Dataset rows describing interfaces
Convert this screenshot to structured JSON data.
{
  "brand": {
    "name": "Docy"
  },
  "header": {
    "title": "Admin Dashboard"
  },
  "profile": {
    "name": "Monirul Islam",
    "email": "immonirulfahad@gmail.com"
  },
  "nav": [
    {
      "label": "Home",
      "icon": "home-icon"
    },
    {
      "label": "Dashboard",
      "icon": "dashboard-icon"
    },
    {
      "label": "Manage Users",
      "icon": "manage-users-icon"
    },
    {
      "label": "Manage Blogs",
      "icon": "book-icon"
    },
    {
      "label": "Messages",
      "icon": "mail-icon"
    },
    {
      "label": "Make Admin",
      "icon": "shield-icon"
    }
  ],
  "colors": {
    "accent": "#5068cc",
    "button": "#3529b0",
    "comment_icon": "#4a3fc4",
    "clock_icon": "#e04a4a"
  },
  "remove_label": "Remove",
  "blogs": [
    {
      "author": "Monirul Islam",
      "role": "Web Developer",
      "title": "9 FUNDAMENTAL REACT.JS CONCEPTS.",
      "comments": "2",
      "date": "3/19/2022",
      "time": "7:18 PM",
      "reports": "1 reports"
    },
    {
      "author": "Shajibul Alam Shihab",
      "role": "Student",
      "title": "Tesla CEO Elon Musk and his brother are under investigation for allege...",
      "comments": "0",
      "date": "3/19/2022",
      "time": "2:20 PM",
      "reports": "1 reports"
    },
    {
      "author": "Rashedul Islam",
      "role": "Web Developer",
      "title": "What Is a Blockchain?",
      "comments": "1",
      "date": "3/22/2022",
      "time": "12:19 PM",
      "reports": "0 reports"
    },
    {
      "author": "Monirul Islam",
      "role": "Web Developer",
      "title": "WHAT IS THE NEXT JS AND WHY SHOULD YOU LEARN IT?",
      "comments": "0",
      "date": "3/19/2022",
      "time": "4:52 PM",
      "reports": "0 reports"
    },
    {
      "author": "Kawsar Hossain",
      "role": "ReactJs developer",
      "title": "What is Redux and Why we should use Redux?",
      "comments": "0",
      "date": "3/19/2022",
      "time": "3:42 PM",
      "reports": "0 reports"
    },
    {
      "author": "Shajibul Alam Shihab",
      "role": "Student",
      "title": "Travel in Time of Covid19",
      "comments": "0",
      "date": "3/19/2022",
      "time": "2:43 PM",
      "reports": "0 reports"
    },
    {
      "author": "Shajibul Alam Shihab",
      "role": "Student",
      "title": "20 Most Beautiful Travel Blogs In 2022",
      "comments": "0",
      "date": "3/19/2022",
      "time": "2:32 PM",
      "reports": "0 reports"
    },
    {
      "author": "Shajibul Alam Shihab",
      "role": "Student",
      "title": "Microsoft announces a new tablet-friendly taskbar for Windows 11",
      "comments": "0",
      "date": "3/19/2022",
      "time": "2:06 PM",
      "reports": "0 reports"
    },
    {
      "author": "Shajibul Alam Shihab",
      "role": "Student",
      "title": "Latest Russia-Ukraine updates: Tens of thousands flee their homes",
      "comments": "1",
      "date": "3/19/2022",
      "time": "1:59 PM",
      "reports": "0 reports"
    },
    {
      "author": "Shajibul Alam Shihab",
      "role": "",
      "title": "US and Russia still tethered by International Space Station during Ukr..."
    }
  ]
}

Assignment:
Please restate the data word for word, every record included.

Final answer:
Convert this screenshot to structured JSON data.
{
  "brand": {
    "name": "Docy"
  },
  "header": {
    "title": "Admin Dashboard"
  },
  "profile": {
    "name": "Monirul Islam",
    "email": "immonirulfahad@gmail.com"
  },
  "nav": [
    {
      "label": "Home",
      "icon": "home-icon"
    },
    {
      "label": "Dashboard",
      "icon": "dashboard-icon"
    },
    {
      "label": "Manage Users",
      "icon": "manage-users-icon"
    },
    {
      "label": "Manage Blogs",
      "icon": "book-icon"
    },
    {
      "label": "Messages",
      "icon": "mail-icon"
    },
    {
      "label": "Make Admin",
      "icon": "shield-icon"
    }
  ],
  "colors": {
    "accent": "#5068cc",
    "button": "#3529b0",
    "comment_icon": "#4a3fc4",
    "clock_icon": "#e04a4a"
  },
  "remove_label": "Remove",
  "blogs": [
    {
      "author": "Monirul Islam",
      "role": "Web Developer",
      "title": "9 FUNDAMENTAL REACT.JS CONCEPTS.",
      "comments": "2",
      "date": "3/19/2022",
      "time": "7:18 PM",
      "reports": "1 reports"
    },
    {
      "author": "Shajibul Alam Shihab",
      "role": "Student",
      "title": "Tesla CEO Elon Musk and his brother are under investigation for allege...",
      "comments": "0",
      "date": "3/19/2022",
      "time": "2:20 PM",
      "reports": "1 reports"
    },
    {
      "author": "Rashedul Islam",
      "role": "Web Developer",
      "title": "What Is a Blockchain?",
      "comments": "1",
      "date": "3/22/2022",
      "time": "12:19 PM",
      "reports": "0 reports"
    },
    {
      "author": "Monirul Islam",
      "role": "Web Developer",
      "title": "WHAT IS THE NEXT JS AND WHY SHOULD YOU LEARN IT?",
      "comments": "0",
      "date": "3/19/2022",
      "time": "4:52 PM",
      "reports": "0 reports"
    },
    {
      "author": "Kawsar Hossain",
      "role": "ReactJs developer",
      "title": "What is Redux and Why we should use Redux?",
      "comments": "0",
      "date": "3/19/2022",
      "time": "3:42 PM",
      "reports": "0 reports"
    },
    {
      "author": "Shajibul Alam Shihab",
      "role": "Student",
      "title": "Travel in Time of Covid19",
      "comments": "0",
      "date": "3/19/2022",
      "time": "2:43 PM",
      "reports": "0 reports"
    },
    {
      "author": "Shajibul Alam Shihab",
      "role": "Student",
      "title": "20 Most Beautiful Travel Blogs In 2022",
      "comments": "0",
      "date": "3/19/2022",
      "time": "2:32 PM",
      "reports": "0 reports"
    },
    {
      "author": "Shajibul Alam Shihab",
      "role": "Student",
      "title": "Microsoft announces a new tablet-friendly taskbar for Windows 11",
      "comments": "0",
      "date": "3/19/2022",
      "time": "2:06 PM",
      "reports": "0 reports"
    },
    {
      "author": "Shajibul Alam Shihab",
      "role": "Student",
      "title": "Latest Russia-Ukraine updates: Tens of thousands flee their homes",
      "comments": "1",
      "date": "3/19/2022",
      "time": "1:59 PM",
      "reports": "0 reports"
    },
    {
      "author": "Shajibul Alam Shihab",
      "role": "",
      "title": "US and Russia still tethered by International Space Station during Ukr..."
    }
  ]
}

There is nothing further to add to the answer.